A core element of our work is to identify new biomarkers. In population studies this may be genetic variations. For patients this may be a particular profile of the transcriptome that is seen in conjunction with clinical phenotypes. The challenge is to constrain an avalanche of data from patients and from public resources towards a much smaller set of molecular interactions that can be experimentally investigated.

Along these lines, the IBIMA has developed concepts („Pathway Maps“, “FocusHeuristics”, “ExprEssence”) to map disease expression data to public molecular network data and then derive a network (Möller et al., Aging-US, 2020) (Ernst et al., Scientific Reports, 2017). We are also interested to learn how to adopt these principles to best compare changes to the transcriptome of diseases with changes known to be induced by drugs, and further by combinations of drugs (Struckmann et al., Briefings in Bioinformatics, 2020).

We have a local pipeline of tools for the semi-automated processing of Next-Generation Sequencing data that feeds into above routines for condensing networks.
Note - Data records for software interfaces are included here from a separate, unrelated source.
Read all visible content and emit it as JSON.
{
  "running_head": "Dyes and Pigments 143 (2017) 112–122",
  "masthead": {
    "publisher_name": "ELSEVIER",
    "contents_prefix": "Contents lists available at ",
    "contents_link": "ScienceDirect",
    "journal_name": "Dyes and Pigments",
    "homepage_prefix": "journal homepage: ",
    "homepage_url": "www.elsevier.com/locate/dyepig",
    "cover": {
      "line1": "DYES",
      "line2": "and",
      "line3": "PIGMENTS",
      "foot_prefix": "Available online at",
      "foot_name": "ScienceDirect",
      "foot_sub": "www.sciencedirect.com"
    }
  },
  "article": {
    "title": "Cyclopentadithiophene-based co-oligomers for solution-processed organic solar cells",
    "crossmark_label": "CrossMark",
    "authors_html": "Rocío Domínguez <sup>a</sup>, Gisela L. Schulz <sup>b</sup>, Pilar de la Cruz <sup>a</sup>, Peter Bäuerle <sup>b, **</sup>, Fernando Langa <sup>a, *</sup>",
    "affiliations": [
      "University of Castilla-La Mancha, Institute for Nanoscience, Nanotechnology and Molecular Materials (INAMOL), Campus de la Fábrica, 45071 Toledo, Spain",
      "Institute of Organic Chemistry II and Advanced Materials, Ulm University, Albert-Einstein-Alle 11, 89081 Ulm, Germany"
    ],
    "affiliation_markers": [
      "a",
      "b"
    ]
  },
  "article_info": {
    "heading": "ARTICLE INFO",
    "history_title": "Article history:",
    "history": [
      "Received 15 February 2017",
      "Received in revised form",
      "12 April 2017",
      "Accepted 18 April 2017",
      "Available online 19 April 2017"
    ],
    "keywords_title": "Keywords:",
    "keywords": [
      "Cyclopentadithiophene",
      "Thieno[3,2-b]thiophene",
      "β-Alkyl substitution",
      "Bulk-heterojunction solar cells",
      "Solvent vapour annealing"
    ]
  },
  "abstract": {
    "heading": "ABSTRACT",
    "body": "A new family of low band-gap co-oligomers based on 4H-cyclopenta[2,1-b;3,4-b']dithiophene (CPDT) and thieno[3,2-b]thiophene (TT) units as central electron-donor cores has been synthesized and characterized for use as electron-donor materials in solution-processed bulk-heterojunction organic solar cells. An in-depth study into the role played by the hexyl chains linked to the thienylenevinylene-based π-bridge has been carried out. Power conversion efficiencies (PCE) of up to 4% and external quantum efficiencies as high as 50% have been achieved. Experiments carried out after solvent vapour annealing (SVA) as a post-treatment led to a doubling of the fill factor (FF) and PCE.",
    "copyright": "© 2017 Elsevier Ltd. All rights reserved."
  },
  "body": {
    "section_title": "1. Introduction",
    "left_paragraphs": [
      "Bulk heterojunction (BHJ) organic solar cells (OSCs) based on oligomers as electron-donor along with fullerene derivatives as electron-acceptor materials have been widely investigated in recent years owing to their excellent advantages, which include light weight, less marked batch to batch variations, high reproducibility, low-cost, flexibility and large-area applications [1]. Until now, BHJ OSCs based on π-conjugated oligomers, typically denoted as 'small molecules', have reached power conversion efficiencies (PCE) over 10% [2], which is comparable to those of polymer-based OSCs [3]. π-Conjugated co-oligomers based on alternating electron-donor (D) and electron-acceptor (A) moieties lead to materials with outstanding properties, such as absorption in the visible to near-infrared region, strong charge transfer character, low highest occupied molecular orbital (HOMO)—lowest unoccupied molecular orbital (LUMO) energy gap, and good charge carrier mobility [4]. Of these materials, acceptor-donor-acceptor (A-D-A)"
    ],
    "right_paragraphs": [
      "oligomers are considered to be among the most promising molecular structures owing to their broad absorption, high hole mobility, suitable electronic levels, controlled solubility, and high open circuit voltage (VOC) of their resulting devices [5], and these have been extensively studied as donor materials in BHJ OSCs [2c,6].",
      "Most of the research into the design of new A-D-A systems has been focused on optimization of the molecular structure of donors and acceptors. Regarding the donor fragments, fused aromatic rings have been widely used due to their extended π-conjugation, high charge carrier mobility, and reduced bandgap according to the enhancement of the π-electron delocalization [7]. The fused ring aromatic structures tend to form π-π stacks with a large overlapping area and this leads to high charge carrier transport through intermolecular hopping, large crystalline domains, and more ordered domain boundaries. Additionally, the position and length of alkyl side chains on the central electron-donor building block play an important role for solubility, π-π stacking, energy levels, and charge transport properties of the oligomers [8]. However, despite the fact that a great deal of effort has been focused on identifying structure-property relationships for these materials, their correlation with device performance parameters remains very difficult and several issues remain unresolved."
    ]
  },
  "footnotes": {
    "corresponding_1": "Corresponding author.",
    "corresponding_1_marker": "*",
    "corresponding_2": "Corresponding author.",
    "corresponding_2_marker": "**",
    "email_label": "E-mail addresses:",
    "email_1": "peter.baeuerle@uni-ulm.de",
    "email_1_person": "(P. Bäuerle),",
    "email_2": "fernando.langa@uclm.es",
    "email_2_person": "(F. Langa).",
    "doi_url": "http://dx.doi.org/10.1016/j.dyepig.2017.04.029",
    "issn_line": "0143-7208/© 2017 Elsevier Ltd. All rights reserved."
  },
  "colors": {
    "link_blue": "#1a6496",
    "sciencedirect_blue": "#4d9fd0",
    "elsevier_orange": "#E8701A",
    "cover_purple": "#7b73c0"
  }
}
These we apply on data from clinical collaborators, for example, on Parkinson data (Hamed et al., Scientific Reports, 2018). We strive to integrate image analyses towards “radiogenomics” (Fischer et al., Cancers, 2019) and have supported investigations of the immune repertoire (Fähnrich et al., 2017).

For details on our methods please see our repository at and respective associated publications.

One particular clinical feature connecting the majority of disease is that these occur more frequently in older populations. We want to find out, what it is on a molecular level that makes some people age more quickly and less healthy than others.  In the EU project “Ageing with Elegans” (2015-2020) we investigate the effect of ageing on the transcriptome and the metabolome and how this can be modulated. Ongoing work is a community effort to map healthspan pathways (Möller et al., Aging-US, 2020) and to specify the terminology to describe health (Fuellen et al., Aging and Disease, 2019). On a molecular level we are interested in molecular pathways contributing to senescence as an age-associated cellular phenotype (Möller et al., preprint, 2020).